**Exercise**
Could you repeat the records below exactly, leaving out any pictures?

**Dataset records**
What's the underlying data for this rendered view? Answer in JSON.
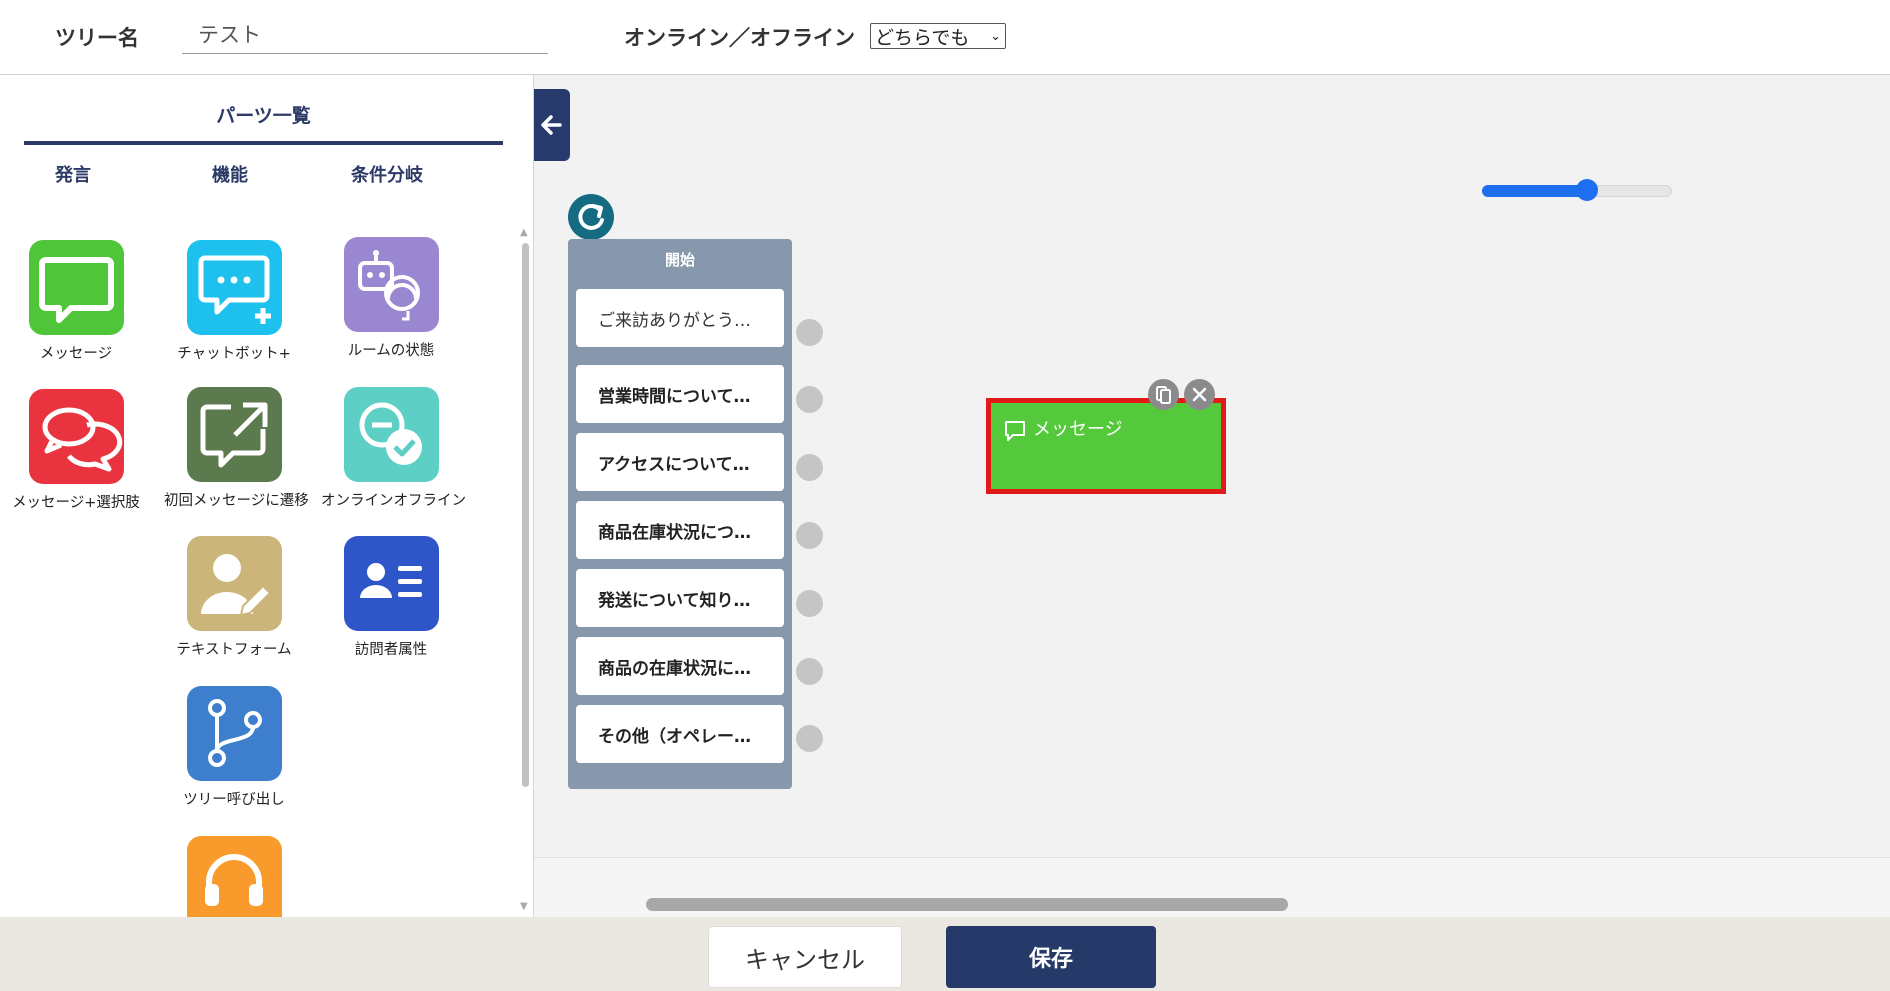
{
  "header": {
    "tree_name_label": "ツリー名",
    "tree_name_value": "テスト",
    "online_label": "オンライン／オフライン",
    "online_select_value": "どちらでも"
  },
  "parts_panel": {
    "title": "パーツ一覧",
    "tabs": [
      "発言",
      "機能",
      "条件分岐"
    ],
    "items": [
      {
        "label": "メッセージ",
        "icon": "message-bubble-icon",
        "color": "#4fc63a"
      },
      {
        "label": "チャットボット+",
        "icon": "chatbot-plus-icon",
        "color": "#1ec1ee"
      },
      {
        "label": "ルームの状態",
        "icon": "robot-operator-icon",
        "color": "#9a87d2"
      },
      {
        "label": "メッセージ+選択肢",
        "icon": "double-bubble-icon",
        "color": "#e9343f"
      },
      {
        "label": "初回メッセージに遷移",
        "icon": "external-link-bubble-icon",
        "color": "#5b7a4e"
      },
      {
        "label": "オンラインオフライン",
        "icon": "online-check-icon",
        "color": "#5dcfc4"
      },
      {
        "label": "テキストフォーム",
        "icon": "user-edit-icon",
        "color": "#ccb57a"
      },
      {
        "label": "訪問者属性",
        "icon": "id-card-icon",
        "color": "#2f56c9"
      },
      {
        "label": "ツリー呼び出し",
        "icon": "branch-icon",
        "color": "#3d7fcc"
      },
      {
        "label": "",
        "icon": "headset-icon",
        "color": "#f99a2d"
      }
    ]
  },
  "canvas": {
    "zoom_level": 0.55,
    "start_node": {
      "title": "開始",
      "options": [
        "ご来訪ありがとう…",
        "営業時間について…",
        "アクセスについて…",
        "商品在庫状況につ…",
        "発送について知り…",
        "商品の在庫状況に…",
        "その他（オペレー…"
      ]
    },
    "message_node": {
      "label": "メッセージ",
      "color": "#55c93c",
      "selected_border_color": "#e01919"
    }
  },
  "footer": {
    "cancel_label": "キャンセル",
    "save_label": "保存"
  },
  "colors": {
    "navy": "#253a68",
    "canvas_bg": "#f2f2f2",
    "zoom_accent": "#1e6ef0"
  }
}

**Answer**
What's the underlying data for this rendered view? Answer in JSON.
{
  "header": {
    "tree_name_label": "ツリー名",
    "tree_name_value": "テスト",
    "online_label": "オンライン／オフライン",
    "online_select_value": "どちらでも"
  },
  "parts_panel": {
    "title": "パーツ一覧",
    "tabs": [
      "発言",
      "機能",
      "条件分岐"
    ],
    "items": [
      {
        "label": "メッセージ",
        "icon": "message-bubble-icon",
        "color": "#4fc63a"
      },
      {
        "label": "チャットボット+",
        "icon": "chatbot-plus-icon",
        "color": "#1ec1ee"
      },
      {
        "label": "ルームの状態",
        "icon": "robot-operator-icon",
        "color": "#9a87d2"
      },
      {
        "label": "メッセージ+選択肢",
        "icon": "double-bubble-icon",
        "color": "#e9343f"
      },
      {
        "label": "初回メッセージに遷移",
        "icon": "external-link-bubble-icon",
        "color": "#5b7a4e"
      },
      {
        "label": "オンラインオフライン",
        "icon": "online-check-icon",
        "color": "#5dcfc4"
      },
      {
        "label": "テキストフォーム",
        "icon": "user-edit-icon",
        "color": "#ccb57a"
      },
      {
        "label": "訪問者属性",
        "icon": "id-card-icon",
        "color": "#2f56c9"
      },
      {
        "label": "ツリー呼び出し",
        "icon": "branch-icon",
        "color": "#3d7fcc"
      },
      {
        "label": "",
        "icon": "headset-icon",
        "color": "#f99a2d"
      }
    ]
  },
  "canvas": {
    "zoom_level": 0.55,
    "start_node": {
      "title": "開始",
      "options": [
        "ご来訪ありがとう…",
        "営業時間について…",
        "アクセスについて…",
        "商品在庫状況につ…",
        "発送について知り…",
        "商品の在庫状況に…",
        "その他（オペレー…"
      ]
    },
    "message_node": {
      "label": "メッセージ",
      "color": "#55c93c",
      "selected_border_color": "#e01919"
    }
  },
  "footer": {
    "cancel_label": "キャンセル",
    "save_label": "保存"
  },
  "colors": {
    "navy": "#253a68",
    "canvas_bg": "#f2f2f2",
    "zoom_accent": "#1e6ef0"
  }
}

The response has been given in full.